REQUIRED ACTION | Run through the records and, wherever a line holds the word "上老王论坛当老王", return that line.

DATA IN THIS EXERCISE |
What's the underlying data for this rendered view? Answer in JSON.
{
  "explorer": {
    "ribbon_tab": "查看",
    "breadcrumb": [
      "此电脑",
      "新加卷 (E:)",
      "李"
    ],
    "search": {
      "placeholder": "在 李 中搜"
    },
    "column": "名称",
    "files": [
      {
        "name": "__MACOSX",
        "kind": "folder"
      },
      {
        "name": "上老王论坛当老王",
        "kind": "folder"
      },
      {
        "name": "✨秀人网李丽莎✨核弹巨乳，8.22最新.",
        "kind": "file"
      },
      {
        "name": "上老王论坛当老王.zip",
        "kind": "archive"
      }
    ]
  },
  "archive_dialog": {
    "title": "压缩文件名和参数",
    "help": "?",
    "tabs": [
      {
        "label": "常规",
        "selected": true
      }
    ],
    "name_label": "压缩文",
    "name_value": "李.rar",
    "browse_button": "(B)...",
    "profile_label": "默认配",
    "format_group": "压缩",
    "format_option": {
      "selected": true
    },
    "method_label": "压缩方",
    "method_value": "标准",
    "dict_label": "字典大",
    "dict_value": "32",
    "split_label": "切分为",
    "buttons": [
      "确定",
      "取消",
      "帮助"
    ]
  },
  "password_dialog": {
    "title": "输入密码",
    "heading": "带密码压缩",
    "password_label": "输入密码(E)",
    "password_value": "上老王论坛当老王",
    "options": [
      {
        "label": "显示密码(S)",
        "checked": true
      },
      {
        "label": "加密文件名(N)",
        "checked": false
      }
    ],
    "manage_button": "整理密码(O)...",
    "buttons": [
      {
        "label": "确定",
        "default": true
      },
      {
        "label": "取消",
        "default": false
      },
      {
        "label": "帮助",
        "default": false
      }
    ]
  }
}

RESPONSE TO THE EXERCISE |
        "name": "上老王论坛当老王",
        "name": "上老王论坛当老王.zip",
    "password_value": "上老王论坛当老王",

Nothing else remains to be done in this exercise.